Check the clearance between the plates of the AC compressor clutch. It’s likely worn to a point that the clearance is larger than spec (IIRC, 0.014-0.020"). If it’s like most Japanese rotary compressors, if you remove the small center screw holding the outer (driven) clutch plate to the compressor shaft and remove said driven clutch plate (may need a puller), there will likely be some shims inside the pocket of the clutch. Measure the clearance with a feeler gauge, and if it’s over 0.020", pull the driven plate, pull the shims, measure said shim(s) with a caliper or (better) micrometer, and adjust the thickness of the shim stack to tighten up the clearance. You can get a set of compressor shims at a parts store for <$20.
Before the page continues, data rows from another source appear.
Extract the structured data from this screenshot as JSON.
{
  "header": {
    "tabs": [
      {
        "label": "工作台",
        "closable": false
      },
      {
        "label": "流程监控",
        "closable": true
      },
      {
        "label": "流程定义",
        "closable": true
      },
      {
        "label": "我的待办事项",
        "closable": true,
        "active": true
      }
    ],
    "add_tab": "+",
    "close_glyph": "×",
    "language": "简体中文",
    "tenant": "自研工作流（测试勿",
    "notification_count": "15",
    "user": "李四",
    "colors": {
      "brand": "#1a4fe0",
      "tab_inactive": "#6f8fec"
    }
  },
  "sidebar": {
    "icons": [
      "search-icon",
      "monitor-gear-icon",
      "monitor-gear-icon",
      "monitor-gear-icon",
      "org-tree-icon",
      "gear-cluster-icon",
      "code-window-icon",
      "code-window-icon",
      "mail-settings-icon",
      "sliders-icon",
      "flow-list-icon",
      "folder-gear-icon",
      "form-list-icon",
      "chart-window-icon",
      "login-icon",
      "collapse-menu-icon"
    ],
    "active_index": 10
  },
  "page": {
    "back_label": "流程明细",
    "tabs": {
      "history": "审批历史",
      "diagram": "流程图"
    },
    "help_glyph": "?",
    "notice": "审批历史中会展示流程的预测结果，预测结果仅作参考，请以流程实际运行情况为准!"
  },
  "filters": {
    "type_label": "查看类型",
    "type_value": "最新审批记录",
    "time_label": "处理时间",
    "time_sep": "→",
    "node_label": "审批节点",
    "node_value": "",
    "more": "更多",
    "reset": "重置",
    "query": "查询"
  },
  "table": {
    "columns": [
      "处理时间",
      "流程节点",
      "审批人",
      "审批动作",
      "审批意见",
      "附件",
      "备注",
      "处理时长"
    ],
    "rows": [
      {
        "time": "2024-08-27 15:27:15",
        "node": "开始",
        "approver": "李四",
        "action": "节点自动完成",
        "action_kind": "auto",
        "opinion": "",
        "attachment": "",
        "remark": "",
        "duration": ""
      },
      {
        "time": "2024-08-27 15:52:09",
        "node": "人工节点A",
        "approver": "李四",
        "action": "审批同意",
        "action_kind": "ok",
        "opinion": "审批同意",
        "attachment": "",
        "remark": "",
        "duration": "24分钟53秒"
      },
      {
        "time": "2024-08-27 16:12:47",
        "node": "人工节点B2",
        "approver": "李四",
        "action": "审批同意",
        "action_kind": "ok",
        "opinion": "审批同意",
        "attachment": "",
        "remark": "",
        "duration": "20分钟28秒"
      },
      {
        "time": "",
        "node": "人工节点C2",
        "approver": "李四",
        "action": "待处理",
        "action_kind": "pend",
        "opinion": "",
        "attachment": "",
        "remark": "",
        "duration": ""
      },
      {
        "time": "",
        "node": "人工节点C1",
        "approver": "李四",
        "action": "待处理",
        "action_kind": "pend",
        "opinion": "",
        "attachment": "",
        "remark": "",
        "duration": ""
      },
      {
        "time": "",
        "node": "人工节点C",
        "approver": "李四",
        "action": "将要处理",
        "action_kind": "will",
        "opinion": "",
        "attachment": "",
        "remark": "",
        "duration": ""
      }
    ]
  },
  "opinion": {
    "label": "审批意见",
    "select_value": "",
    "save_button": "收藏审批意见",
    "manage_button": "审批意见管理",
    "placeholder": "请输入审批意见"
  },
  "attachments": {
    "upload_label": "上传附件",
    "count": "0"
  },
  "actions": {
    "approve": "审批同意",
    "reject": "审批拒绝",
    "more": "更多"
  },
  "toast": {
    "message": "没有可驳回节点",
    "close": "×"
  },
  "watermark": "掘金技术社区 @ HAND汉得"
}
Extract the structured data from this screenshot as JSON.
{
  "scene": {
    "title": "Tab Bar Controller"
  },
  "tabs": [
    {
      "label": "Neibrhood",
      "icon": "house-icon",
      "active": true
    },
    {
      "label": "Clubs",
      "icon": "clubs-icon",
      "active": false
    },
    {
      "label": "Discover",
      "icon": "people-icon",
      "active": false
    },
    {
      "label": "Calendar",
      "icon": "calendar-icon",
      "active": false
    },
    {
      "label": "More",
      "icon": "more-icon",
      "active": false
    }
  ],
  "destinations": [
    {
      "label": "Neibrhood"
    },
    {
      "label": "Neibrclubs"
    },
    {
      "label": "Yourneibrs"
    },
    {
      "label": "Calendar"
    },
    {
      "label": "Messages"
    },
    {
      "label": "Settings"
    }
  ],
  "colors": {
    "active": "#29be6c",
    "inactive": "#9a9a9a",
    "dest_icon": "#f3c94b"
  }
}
Put it all back together, carefully tighten the screw, double-check the clearance between the clutch plates, and you’re good to go.